Stored items from a collection
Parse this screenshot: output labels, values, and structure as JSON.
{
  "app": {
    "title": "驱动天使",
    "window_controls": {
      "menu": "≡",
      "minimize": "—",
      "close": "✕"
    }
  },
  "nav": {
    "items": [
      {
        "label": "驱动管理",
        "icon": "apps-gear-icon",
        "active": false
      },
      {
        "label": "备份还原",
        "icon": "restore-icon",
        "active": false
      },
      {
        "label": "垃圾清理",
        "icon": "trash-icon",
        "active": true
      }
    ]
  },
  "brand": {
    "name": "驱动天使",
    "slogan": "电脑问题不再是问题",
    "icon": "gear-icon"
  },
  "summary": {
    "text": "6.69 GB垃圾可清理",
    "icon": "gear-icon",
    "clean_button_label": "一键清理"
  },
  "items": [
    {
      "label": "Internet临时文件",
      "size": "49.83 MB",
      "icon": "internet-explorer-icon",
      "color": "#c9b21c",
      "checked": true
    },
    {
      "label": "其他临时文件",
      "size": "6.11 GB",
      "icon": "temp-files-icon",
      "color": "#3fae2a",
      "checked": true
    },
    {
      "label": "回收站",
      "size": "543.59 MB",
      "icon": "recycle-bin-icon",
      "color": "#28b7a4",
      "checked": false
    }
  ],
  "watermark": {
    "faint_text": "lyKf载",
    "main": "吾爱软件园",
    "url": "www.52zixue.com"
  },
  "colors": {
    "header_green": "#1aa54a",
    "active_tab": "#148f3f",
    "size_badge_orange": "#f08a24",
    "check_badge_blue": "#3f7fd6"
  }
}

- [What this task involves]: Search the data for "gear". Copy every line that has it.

- [Written response]:
        "icon": "apps-gear-icon",
    "icon": "gear-icon"
    "icon": "gear-icon",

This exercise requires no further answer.